Obviously, this is a counter example of what is possible. Your argument is based on speculation and on the premise that a company going bankrupt is a company with bad management. This is not always the case, and when it's not the government can and SHOULD intervene. (See government spending multiplier)

And a the last part of the paragraph also shows a lack of knowledge on how the economy works. Those company hire people to work there. Having them means people can work and it contributes to the economy. The goal is to have a growing economy, because this means more jobs and a better quality of life for people (thus why people should want that) You need the government to help boost aggregate demand.

Concerning the part where you say Japan's debt is 229% of their GDP, Japan's debt has always been very big but debt in percentage of GDP doesn't mean much. What matters is how expensive the debt is (and how you control it)

See, countries can borrow money from other countries (or even from itself) to inject that money into the economy and make it stronger. By doing so, what they borrow becomes debt, but if you end up with an economy that's near full employment, then there is absolutely no problem with that. The debt will cost you something (you don't repay the debt immediately) and since your economy is stronger, it doesn't matter much. And you can keep doing this thus boosting the debt while also making your economy stronger and having the debt servicing will be acceptable. So the argument that high debt is inehrently flawed and simply not true.

I am not arguing that Japan is in a good state right now though, I'm simply pointing out that your premise that debt=bad is wrong. Japan's situation, again, has nothing to do with other countries' situation. That this happens to them does not mean that it will happen to other countries with higher debt.

All in all, I think you should dedicate some time learning about economics, then you can have a meaningful debate about this.

To people saying ''t astounds me that the government keeps doing the same thing over and over'' :

Some government spend a lot and end up having a stronger economy (they boost aggregate demand). This is why governments around the world do it. The problem is you only see when government do it badly. The world doesn't work like that. Governments get a lot of things right but when they do no one complains and no one talks about it.

mike in tokyo rogers said...

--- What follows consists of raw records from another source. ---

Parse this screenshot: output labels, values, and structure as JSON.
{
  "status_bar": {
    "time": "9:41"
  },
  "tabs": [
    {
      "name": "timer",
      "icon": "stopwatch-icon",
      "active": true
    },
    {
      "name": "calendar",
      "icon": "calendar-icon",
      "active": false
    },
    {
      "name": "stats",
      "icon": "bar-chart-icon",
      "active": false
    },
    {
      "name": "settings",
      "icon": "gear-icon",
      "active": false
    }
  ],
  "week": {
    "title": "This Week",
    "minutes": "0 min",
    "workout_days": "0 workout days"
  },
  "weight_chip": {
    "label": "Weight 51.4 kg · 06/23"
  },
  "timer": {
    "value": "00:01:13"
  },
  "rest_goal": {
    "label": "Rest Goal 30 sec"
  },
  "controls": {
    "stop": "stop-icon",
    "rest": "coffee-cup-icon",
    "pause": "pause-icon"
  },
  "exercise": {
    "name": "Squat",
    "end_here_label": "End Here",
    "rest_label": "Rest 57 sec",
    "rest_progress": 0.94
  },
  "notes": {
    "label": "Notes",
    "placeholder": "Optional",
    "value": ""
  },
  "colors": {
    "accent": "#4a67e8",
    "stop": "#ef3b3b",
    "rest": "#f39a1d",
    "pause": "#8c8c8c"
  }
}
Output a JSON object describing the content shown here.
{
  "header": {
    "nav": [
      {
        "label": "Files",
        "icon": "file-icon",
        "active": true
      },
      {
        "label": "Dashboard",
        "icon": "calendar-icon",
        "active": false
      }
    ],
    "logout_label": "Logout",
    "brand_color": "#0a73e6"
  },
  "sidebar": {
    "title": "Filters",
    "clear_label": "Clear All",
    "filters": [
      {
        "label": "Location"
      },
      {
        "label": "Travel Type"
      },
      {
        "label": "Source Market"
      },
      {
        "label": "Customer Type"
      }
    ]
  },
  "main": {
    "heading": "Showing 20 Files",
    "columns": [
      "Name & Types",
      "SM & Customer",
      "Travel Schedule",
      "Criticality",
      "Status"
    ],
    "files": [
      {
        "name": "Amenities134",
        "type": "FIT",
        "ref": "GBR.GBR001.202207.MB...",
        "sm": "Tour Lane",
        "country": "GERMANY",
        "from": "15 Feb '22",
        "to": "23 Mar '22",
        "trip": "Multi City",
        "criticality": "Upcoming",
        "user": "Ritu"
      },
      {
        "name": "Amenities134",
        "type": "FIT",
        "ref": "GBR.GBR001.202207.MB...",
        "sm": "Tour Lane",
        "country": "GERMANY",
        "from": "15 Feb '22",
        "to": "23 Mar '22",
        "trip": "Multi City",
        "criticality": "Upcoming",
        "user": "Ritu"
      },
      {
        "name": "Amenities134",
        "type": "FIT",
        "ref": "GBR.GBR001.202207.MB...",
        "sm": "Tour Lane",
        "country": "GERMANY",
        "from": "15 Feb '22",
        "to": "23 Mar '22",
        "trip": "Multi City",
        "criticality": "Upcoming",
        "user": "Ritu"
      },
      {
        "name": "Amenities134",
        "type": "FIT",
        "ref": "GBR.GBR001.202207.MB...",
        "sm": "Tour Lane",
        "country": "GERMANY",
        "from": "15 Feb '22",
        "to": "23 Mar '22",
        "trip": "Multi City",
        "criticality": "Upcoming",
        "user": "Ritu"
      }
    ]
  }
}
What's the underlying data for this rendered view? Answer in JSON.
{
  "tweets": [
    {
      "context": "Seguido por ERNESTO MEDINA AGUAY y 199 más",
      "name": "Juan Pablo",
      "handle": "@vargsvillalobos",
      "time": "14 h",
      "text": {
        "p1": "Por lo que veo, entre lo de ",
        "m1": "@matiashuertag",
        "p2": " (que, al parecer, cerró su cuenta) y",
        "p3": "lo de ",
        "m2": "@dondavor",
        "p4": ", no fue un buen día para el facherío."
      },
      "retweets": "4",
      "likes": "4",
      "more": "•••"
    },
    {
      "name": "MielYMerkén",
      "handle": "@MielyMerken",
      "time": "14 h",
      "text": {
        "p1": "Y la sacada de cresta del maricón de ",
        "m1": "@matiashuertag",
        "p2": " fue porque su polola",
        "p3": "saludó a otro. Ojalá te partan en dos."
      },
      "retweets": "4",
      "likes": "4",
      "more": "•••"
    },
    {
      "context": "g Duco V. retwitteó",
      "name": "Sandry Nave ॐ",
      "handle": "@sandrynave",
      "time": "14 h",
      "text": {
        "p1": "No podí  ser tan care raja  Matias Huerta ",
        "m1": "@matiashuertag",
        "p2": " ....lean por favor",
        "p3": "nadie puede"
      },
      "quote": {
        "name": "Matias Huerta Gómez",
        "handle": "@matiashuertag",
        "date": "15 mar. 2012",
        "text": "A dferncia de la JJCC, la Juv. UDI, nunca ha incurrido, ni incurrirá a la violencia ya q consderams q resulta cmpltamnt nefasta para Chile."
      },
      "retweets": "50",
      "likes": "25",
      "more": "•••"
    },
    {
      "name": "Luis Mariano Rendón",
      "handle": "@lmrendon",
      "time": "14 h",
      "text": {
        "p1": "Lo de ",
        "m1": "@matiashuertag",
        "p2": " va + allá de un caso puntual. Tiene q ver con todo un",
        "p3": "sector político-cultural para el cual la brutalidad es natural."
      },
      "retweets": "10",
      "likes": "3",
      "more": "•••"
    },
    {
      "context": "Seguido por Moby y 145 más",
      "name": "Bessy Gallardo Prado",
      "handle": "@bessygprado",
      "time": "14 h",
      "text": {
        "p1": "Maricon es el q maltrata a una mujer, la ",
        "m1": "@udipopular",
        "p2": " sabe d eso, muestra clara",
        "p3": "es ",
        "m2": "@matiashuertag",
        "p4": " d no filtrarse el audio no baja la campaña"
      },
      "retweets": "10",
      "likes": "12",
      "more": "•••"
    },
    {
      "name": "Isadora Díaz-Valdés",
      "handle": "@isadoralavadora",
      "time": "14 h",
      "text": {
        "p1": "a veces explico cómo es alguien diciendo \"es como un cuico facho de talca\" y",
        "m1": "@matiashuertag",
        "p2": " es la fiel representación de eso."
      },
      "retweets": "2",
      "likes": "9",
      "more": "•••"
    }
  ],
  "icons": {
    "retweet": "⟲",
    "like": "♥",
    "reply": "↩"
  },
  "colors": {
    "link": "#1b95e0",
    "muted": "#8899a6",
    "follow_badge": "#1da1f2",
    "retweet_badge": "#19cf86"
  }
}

Math's comments are laughable. There's a book for you to read, Math, it's one of the most famous books on economics. It's called "Economics in One Lesson" by Henry Hazlitt. I suggest that you read it, Math. I can't even begin to address your comments because they are so full of misconceptions and errors that I wouldn't know where to begin. But this is simply astounding: "See, countries can borrow money from other countries (or even from itself) to inject that money into the economy and make it stronger. By doing so, what they borrow becomes debt, but if you end up with an economy that's near full employment, then there is absolutely no problem with that. The debt will cost you something (you don't repay the debt immediately) and since your economy is stronger, it doesn't matter much." Ha! Ha! Ha! Name ONE example where that has ever happened in history of Fiat currencies. You can't because it never has and never will. NO fiat currency has ever survived over 100 years... We are seeing the end of the current financial system and, pardon my French, but stupid Keynesian ideas like your go down the shitcan of history. Wake UP. The government cannot do anything right. They never have.

mike in tokyo rogers said...

Dear Math (or should I say, "Lack of ability to do 3rd grade math")
I'm not impressed in the least by some clown with a Phd in economics. I am a successful business man, business owner and have started up 4 different companies until now.
The NIkkei 225 performance (as well as Japan's current economic malaise shows that real-world economics trumps your Keynesian fallacies I haven't time to argue (or interest in posting) your nonsense that has been proven wrong for nearly 100 years and is being proven wrong right now in front of your face..... Guys like you will be squealing for more government stimulus later this year when the Japanese economy collapses.... Ho hum...